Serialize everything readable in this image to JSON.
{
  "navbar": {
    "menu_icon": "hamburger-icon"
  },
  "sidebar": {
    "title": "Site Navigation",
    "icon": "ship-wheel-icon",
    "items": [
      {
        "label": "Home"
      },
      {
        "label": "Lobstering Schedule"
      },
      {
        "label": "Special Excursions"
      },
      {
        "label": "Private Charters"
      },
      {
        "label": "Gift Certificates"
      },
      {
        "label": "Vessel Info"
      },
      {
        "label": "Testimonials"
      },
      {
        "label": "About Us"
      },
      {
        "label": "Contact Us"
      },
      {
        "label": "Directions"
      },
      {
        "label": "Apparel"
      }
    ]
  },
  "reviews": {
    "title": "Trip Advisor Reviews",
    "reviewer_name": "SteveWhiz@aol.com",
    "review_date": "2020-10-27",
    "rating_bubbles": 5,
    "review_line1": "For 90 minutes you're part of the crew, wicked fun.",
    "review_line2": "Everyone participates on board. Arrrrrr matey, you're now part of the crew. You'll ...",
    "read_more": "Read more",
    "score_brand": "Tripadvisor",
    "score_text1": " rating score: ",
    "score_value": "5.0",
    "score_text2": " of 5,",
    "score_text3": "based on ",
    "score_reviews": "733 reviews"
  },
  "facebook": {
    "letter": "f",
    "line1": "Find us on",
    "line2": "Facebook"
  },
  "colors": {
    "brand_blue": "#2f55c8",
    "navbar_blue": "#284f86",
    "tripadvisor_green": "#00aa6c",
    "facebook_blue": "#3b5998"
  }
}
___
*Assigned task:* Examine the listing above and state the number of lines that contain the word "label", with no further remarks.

*Expected answer:* 11